Notes relating to curating from Looking At Photography by John Szarkowski
The first and distinguishing function of an art museum is that of collecting and preserving works that are, in its judgement, particularly fine, or particularly instructive in reference to the evolution of art. If preserved, these works can be exhibited, reproduced, studied, interpreted, re-evaluated, enjoyed, and – perhaps most important – borrowed from young artists.

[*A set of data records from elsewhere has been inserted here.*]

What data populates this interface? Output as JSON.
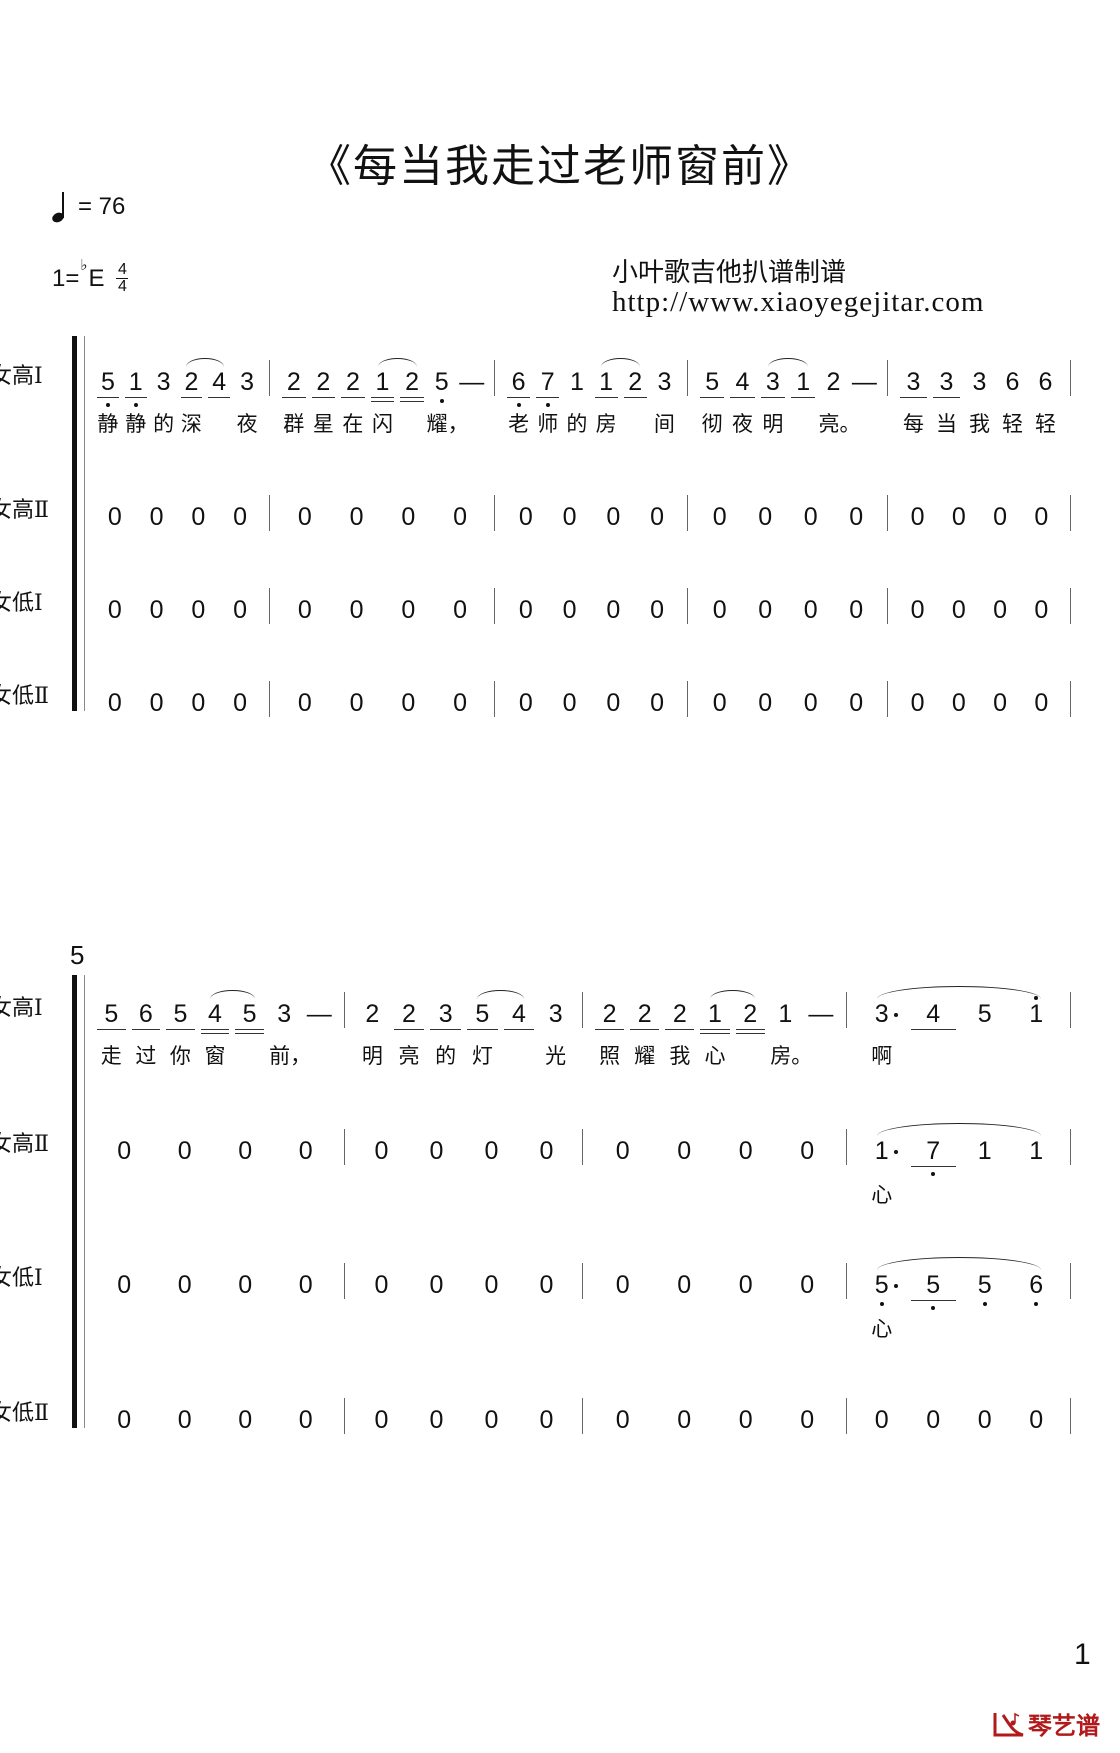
{
  "title": "《每当我走过老师窗前》",
  "tempo": {
    "icon": "quarter-note-icon",
    "text": "= 76"
  },
  "key": {
    "prefix": "1=",
    "flat": "♭",
    "note": "E",
    "time_top": "4",
    "time_bottom": "4"
  },
  "credit": {
    "author": "小叶歌吉他扒谱制谱",
    "url": "http://www.xiaoyegejitar.com"
  },
  "page_number": "1",
  "logo": {
    "icon": "piano-music-logo-icon",
    "text": "琴艺谱",
    "color": "#b11a1a"
  },
  "voices": [
    "女高Ⅰ",
    "女高Ⅱ",
    "女低Ⅰ",
    "女低Ⅱ"
  ],
  "systems": [
    {
      "measure_number": "",
      "parts": [
        [
          [
            {
              "n": "5",
              "u": 1,
              "db": 1,
              "l": "静"
            },
            {
              "n": "1",
              "u": 1,
              "db": 1,
              "l": "静"
            },
            {
              "n": "3",
              "l": "的"
            },
            {
              "n": "2",
              "u": 1,
              "s": "start",
              "l": "深"
            },
            {
              "n": "4",
              "u": 1,
              "s": "end"
            },
            {
              "n": "3",
              "l": "夜"
            }
          ],
          [
            {
              "n": "2",
              "u": 1,
              "l": "群"
            },
            {
              "n": "2",
              "u": 1,
              "l": "星"
            },
            {
              "n": "2",
              "u": 1,
              "l": "在"
            },
            {
              "n": "1",
              "u": 2,
              "s": "start",
              "l": "闪"
            },
            {
              "n": "2",
              "u": 2,
              "s": "end"
            },
            {
              "n": "5",
              "db": 1,
              "l": "耀，"
            },
            {
              "n": "—"
            }
          ],
          [
            {
              "n": "6",
              "u": 1,
              "db": 1,
              "l": "老"
            },
            {
              "n": "7",
              "u": 1,
              "db": 1,
              "l": "师"
            },
            {
              "n": "1",
              "l": "的"
            },
            {
              "n": "1",
              "u": 1,
              "s": "start",
              "l": "房"
            },
            {
              "n": "2",
              "u": 1,
              "s": "end"
            },
            {
              "n": "3",
              "l": "间"
            }
          ],
          [
            {
              "n": "5",
              "u": 1,
              "l": "彻"
            },
            {
              "n": "4",
              "u": 1,
              "l": "夜"
            },
            {
              "n": "3",
              "u": 1,
              "s": "start",
              "l": "明"
            },
            {
              "n": "1",
              "u": 1,
              "s": "end"
            },
            {
              "n": "2",
              "l": "亮。"
            },
            {
              "n": "—"
            }
          ],
          [
            {
              "n": "3",
              "u": 1,
              "l": "每"
            },
            {
              "n": "3",
              "u": 1,
              "l": "当"
            },
            {
              "n": "3",
              "l": "我"
            },
            {
              "n": "6",
              "l": "轻"
            },
            {
              "n": "6",
              "l": "轻"
            }
          ]
        ],
        [
          [
            {
              "n": "0"
            },
            {
              "n": "0"
            },
            {
              "n": "0"
            },
            {
              "n": "0"
            }
          ],
          [
            {
              "n": "0"
            },
            {
              "n": "0"
            },
            {
              "n": "0"
            },
            {
              "n": "0"
            }
          ],
          [
            {
              "n": "0"
            },
            {
              "n": "0"
            },
            {
              "n": "0"
            },
            {
              "n": "0"
            }
          ],
          [
            {
              "n": "0"
            },
            {
              "n": "0"
            },
            {
              "n": "0"
            },
            {
              "n": "0"
            }
          ],
          [
            {
              "n": "0"
            },
            {
              "n": "0"
            },
            {
              "n": "0"
            },
            {
              "n": "0"
            }
          ]
        ],
        [
          [
            {
              "n": "0"
            },
            {
              "n": "0"
            },
            {
              "n": "0"
            },
            {
              "n": "0"
            }
          ],
          [
            {
              "n": "0"
            },
            {
              "n": "0"
            },
            {
              "n": "0"
            },
            {
              "n": "0"
            }
          ],
          [
            {
              "n": "0"
            },
            {
              "n": "0"
            },
            {
              "n": "0"
            },
            {
              "n": "0"
            }
          ],
          [
            {
              "n": "0"
            },
            {
              "n": "0"
            },
            {
              "n": "0"
            },
            {
              "n": "0"
            }
          ],
          [
            {
              "n": "0"
            },
            {
              "n": "0"
            },
            {
              "n": "0"
            },
            {
              "n": "0"
            }
          ]
        ],
        [
          [
            {
              "n": "0"
            },
            {
              "n": "0"
            },
            {
              "n": "0"
            },
            {
              "n": "0"
            }
          ],
          [
            {
              "n": "0"
            },
            {
              "n": "0"
            },
            {
              "n": "0"
            },
            {
              "n": "0"
            }
          ],
          [
            {
              "n": "0"
            },
            {
              "n": "0"
            },
            {
              "n": "0"
            },
            {
              "n": "0"
            }
          ],
          [
            {
              "n": "0"
            },
            {
              "n": "0"
            },
            {
              "n": "0"
            },
            {
              "n": "0"
            }
          ],
          [
            {
              "n": "0"
            },
            {
              "n": "0"
            },
            {
              "n": "0"
            },
            {
              "n": "0"
            }
          ]
        ]
      ]
    },
    {
      "measure_number": "5",
      "parts": [
        [
          [
            {
              "n": "5",
              "u": 1,
              "l": "走"
            },
            {
              "n": "6",
              "u": 1,
              "l": "过"
            },
            {
              "n": "5",
              "u": 1,
              "l": "你"
            },
            {
              "n": "4",
              "u": 2,
              "s": "start",
              "l": "窗"
            },
            {
              "n": "5",
              "u": 2,
              "s": "end"
            },
            {
              "n": "3",
              "l": "前，"
            },
            {
              "n": "—"
            }
          ],
          [
            {
              "n": "2",
              "l": "明"
            },
            {
              "n": "2",
              "u": 1,
              "l": "亮"
            },
            {
              "n": "3",
              "u": 1,
              "l": "的"
            },
            {
              "n": "5",
              "u": 1,
              "s": "start",
              "l": "灯"
            },
            {
              "n": "4",
              "u": 1,
              "s": "end"
            },
            {
              "n": "3",
              "l": "光"
            }
          ],
          [
            {
              "n": "2",
              "u": 1,
              "l": "照"
            },
            {
              "n": "2",
              "u": 1,
              "l": "耀"
            },
            {
              "n": "2",
              "u": 1,
              "l": "我"
            },
            {
              "n": "1",
              "u": 2,
              "s": "start",
              "l": "心"
            },
            {
              "n": "2",
              "u": 2,
              "s": "end"
            },
            {
              "n": "1",
              "l": "房。"
            },
            {
              "n": "—"
            }
          ],
          [
            {
              "n": "3",
              "aug": 1,
              "s": "start",
              "l": "啊"
            },
            {
              "n": "4",
              "u": 1
            },
            {
              "n": "5"
            },
            {
              "n": "1",
              "da": 1,
              "s": "end"
            }
          ]
        ],
        [
          [
            {
              "n": "0"
            },
            {
              "n": "0"
            },
            {
              "n": "0"
            },
            {
              "n": "0"
            }
          ],
          [
            {
              "n": "0"
            },
            {
              "n": "0"
            },
            {
              "n": "0"
            },
            {
              "n": "0"
            }
          ],
          [
            {
              "n": "0"
            },
            {
              "n": "0"
            },
            {
              "n": "0"
            },
            {
              "n": "0"
            }
          ],
          [
            {
              "n": "1",
              "aug": 1,
              "s": "start",
              "l": "心"
            },
            {
              "n": "7",
              "u": 1,
              "db": 1
            },
            {
              "n": "1"
            },
            {
              "n": "1",
              "s": "end"
            }
          ]
        ],
        [
          [
            {
              "n": "0"
            },
            {
              "n": "0"
            },
            {
              "n": "0"
            },
            {
              "n": "0"
            }
          ],
          [
            {
              "n": "0"
            },
            {
              "n": "0"
            },
            {
              "n": "0"
            },
            {
              "n": "0"
            }
          ],
          [
            {
              "n": "0"
            },
            {
              "n": "0"
            },
            {
              "n": "0"
            },
            {
              "n": "0"
            }
          ],
          [
            {
              "n": "5",
              "aug": 1,
              "db": 1,
              "s": "start",
              "l": "心"
            },
            {
              "n": "5",
              "u": 1,
              "db": 1
            },
            {
              "n": "5",
              "db": 1
            },
            {
              "n": "6",
              "db": 1,
              "s": "end"
            }
          ]
        ],
        [
          [
            {
              "n": "0"
            },
            {
              "n": "0"
            },
            {
              "n": "0"
            },
            {
              "n": "0"
            }
          ],
          [
            {
              "n": "0"
            },
            {
              "n": "0"
            },
            {
              "n": "0"
            },
            {
              "n": "0"
            }
          ],
          [
            {
              "n": "0"
            },
            {
              "n": "0"
            },
            {
              "n": "0"
            },
            {
              "n": "0"
            }
          ],
          [
            {
              "n": "0"
            },
            {
              "n": "0"
            },
            {
              "n": "0"
            },
            {
              "n": "0"
            }
          ]
        ]
      ]
    }
  ]
}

Alfred H Barr Jr., who became the founding Director of The Museum of Modern Art in that year, believed that the visual arts were so intimately interdependent that one medium could not be properly studied in isolation. It was his conception that, a genuinely modern museum must pay serious attention to architecture, film, industrial design, and photography as well as painting, sculpture, drawing, and traditional prints. He is reported to have once said that his chief interest was in contemporary things before they became respectable.